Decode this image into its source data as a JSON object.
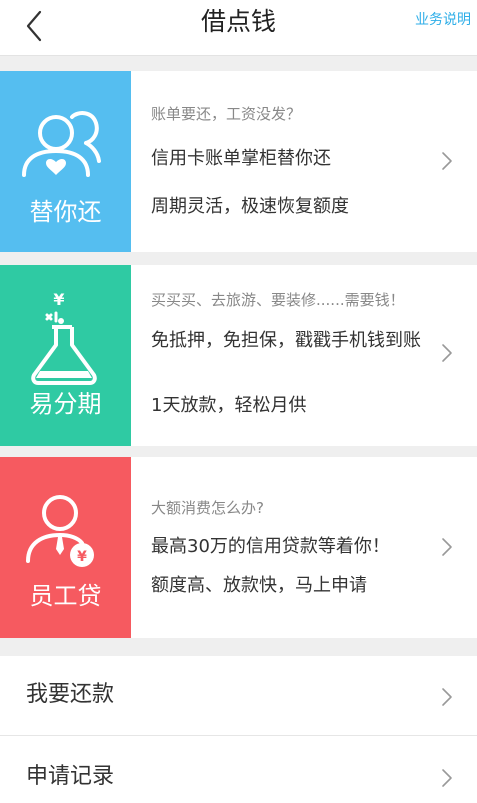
{
  "header": {
    "title": "借点钱",
    "help_link": "业务说明"
  },
  "colors": {
    "blue": "#55bef0",
    "green": "#2fcaa3",
    "red": "#f65a60",
    "link": "#2eaee8"
  },
  "cards": [
    {
      "label": "替你还",
      "icon": "users-heart-icon",
      "subtitle": "账单要还，工资没发？",
      "lines": [
        "信用卡账单掌柜替你还",
        "周期灵活，极速恢复额度"
      ]
    },
    {
      "label": "易分期",
      "icon": "flask-yen-icon",
      "subtitle": "买买买、去旅游、要装修......需要钱！",
      "lines": [
        "免抵押，免担保，戳戳手机钱到账",
        "1天放款，轻松月供"
      ]
    },
    {
      "label": "员工贷",
      "icon": "employee-yen-icon",
      "subtitle": "大额消费怎么办?",
      "lines": [
        "最高30万的信用贷款等着你！",
        "额度高、放款快，马上申请"
      ]
    }
  ],
  "menu": [
    {
      "label": "我要还款"
    },
    {
      "label": "申请记录"
    }
  ]
}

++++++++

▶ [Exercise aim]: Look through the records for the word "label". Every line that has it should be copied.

▶ [Your solution]:
      "label": "替你还",
      "label": "易分期",
      "label": "员工贷",
      "label": "我要还款"
      "label": "申请记录"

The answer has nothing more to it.